## Data extract
********

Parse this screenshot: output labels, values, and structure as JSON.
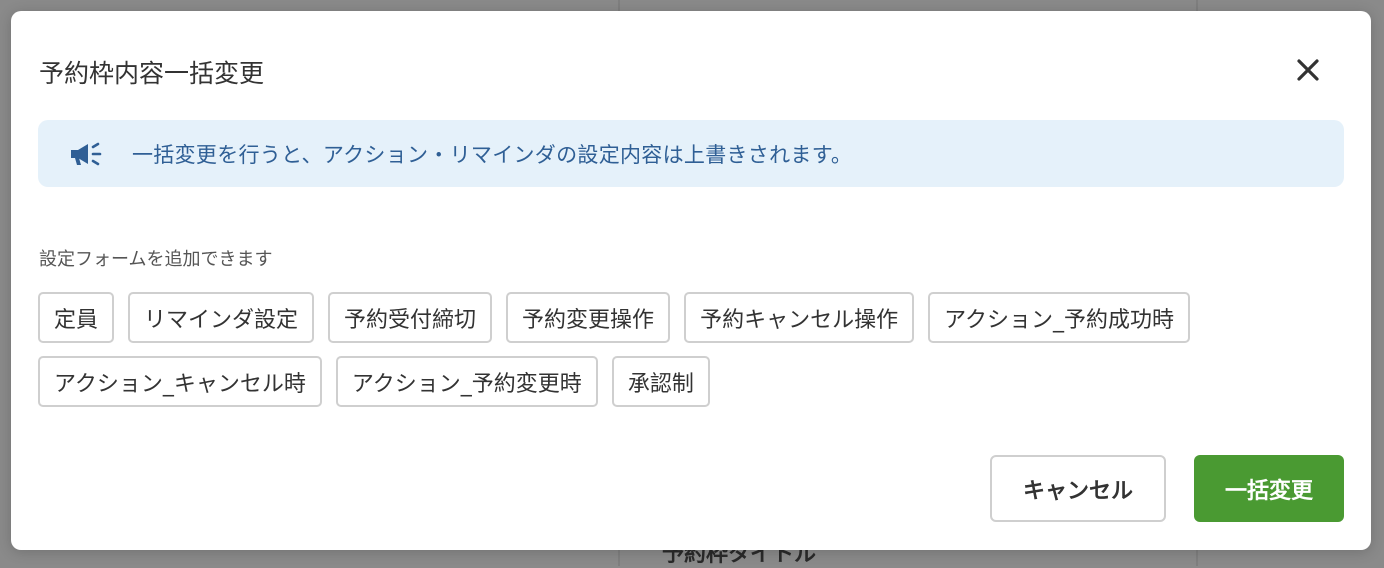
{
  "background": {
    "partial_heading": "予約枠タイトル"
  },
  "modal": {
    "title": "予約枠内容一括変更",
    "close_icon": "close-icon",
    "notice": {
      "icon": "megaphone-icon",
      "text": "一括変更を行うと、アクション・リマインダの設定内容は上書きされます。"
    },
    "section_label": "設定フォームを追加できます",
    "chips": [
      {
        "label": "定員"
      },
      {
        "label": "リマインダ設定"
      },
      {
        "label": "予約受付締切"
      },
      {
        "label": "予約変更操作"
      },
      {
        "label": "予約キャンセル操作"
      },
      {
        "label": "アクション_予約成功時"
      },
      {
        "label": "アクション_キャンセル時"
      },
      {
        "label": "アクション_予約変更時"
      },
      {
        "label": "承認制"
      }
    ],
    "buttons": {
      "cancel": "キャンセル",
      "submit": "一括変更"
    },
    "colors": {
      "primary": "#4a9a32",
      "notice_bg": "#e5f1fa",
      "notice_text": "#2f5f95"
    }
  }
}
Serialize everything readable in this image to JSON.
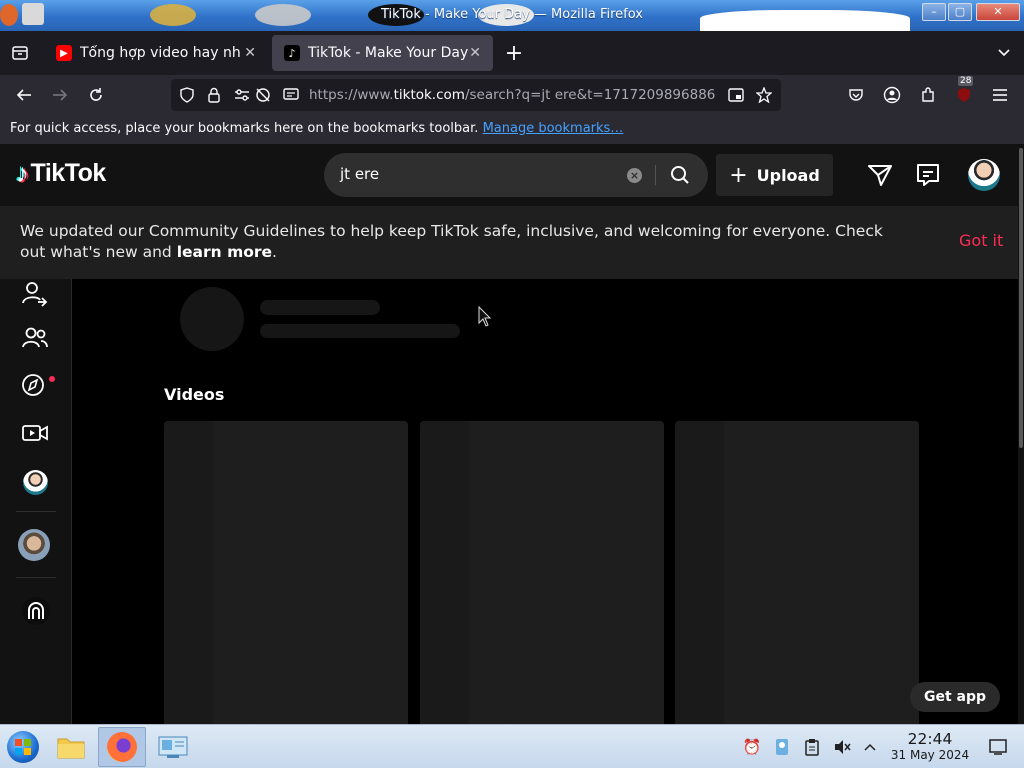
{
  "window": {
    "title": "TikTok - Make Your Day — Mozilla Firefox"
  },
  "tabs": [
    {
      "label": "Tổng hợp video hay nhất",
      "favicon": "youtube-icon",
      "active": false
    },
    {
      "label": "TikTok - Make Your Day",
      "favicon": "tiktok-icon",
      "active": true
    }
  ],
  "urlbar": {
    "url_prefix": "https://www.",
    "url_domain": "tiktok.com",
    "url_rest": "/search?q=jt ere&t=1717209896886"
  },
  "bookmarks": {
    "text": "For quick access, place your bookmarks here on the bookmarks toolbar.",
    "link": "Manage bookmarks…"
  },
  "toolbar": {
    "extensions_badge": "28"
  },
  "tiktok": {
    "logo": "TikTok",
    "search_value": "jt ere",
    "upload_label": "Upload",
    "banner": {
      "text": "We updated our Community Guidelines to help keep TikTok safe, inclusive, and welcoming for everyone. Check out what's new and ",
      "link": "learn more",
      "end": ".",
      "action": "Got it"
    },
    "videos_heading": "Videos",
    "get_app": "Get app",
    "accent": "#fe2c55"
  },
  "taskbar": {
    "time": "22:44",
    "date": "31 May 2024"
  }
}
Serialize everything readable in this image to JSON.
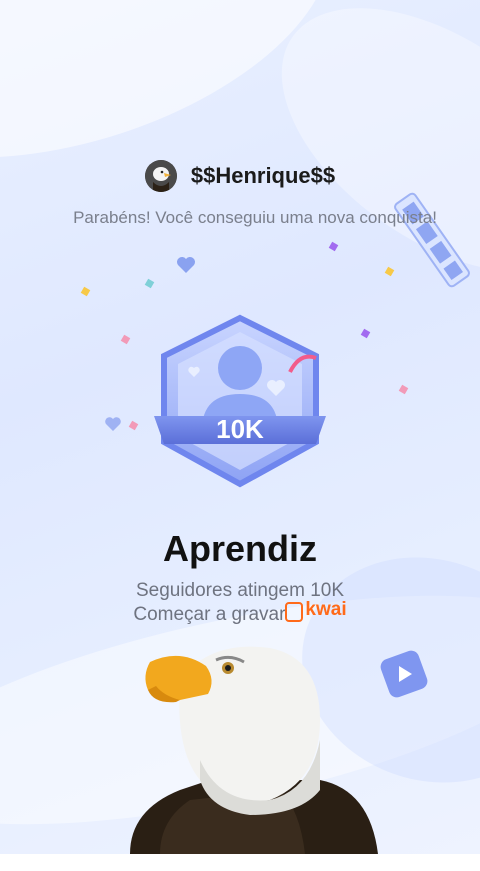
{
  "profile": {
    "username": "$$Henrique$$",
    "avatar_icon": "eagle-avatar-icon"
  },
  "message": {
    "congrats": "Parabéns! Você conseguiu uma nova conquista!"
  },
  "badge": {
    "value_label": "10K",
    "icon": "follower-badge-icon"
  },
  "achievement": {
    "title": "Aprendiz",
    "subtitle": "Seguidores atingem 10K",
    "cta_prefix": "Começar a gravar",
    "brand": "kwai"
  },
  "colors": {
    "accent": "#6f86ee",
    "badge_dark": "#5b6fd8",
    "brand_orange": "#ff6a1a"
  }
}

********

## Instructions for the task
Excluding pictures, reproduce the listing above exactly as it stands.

## Response for this exercise
Parse this screenshot: output labels, values, and structure as JSON.
{
  "background": {
    "partial_heading": "予約枠タイトル"
  },
  "modal": {
    "title": "予約枠内容一括変更",
    "close_icon": "close-icon",
    "notice": {
      "icon": "megaphone-icon",
      "text": "一括変更を行うと、アクション・リマインダの設定内容は上書きされます。"
    },
    "section_label": "設定フォームを追加できます",
    "chips": [
      {
        "label": "定員"
      },
      {
        "label": "リマインダ設定"
      },
      {
        "label": "予約受付締切"
      },
      {
        "label": "予約変更操作"
      },
      {
        "label": "予約キャンセル操作"
      },
      {
        "label": "アクション_予約成功時"
      },
      {
        "label": "アクション_キャンセル時"
      },
      {
        "label": "アクション_予約変更時"
      },
      {
        "label": "承認制"
      }
    ],
    "buttons": {
      "cancel": "キャンセル",
      "submit": "一括変更"
    },
    "colors": {
      "primary": "#4a9a32",
      "notice_bg": "#e5f1fa",
      "notice_text": "#2f5f95"
    }
  }
}
Serialize everything readable in this image to JSON.
{
  "window": {
    "title": "TikTok - Make Your Day — Mozilla Firefox"
  },
  "tabs": [
    {
      "label": "Tổng hợp video hay nhất",
      "favicon": "youtube-icon",
      "active": false
    },
    {
      "label": "TikTok - Make Your Day",
      "favicon": "tiktok-icon",
      "active": true
    }
  ],
  "urlbar": {
    "url_prefix": "https://www.",
    "url_domain": "tiktok.com",
    "url_rest": "/search?q=jt ere&t=1717209896886"
  },
  "bookmarks": {
    "text": "For quick access, place your bookmarks here on the bookmarks toolbar.",
    "link": "Manage bookmarks…"
  },
  "toolbar": {
    "extensions_badge": "28"
  },
  "tiktok": {
    "logo": "TikTok",
    "search_value": "jt ere",
    "upload_label": "Upload",
    "banner": {
      "text": "We updated our Community Guidelines to help keep TikTok safe, inclusive, and welcoming for everyone. Check out what's new and ",
      "link": "learn more",
      "end": ".",
      "action": "Got it"
    },
    "videos_heading": "Videos",
    "get_app": "Get app",
    "accent": "#fe2c55"
  },
  "taskbar": {
    "time": "22:44",
    "date": "31 May 2024"
  }
}
Serialize everything readable in this image to JSON.
{
  "profile": {
    "username": "$$Henrique$$",
    "avatar_icon": "eagle-avatar-icon"
  },
  "message": {
    "congrats": "Parabéns! Você conseguiu uma nova conquista!"
  },
  "badge": {
    "value_label": "10K",
    "icon": "follower-badge-icon"
  },
  "achievement": {
    "title": "Aprendiz",
    "subtitle": "Seguidores atingem 10K",
    "cta_prefix": "Começar a gravar",
    "brand": "kwai"
  },
  "colors": {
    "accent": "#6f86ee",
    "badge_dark": "#5b6fd8",
    "brand_orange": "#ff6a1a"
  }
}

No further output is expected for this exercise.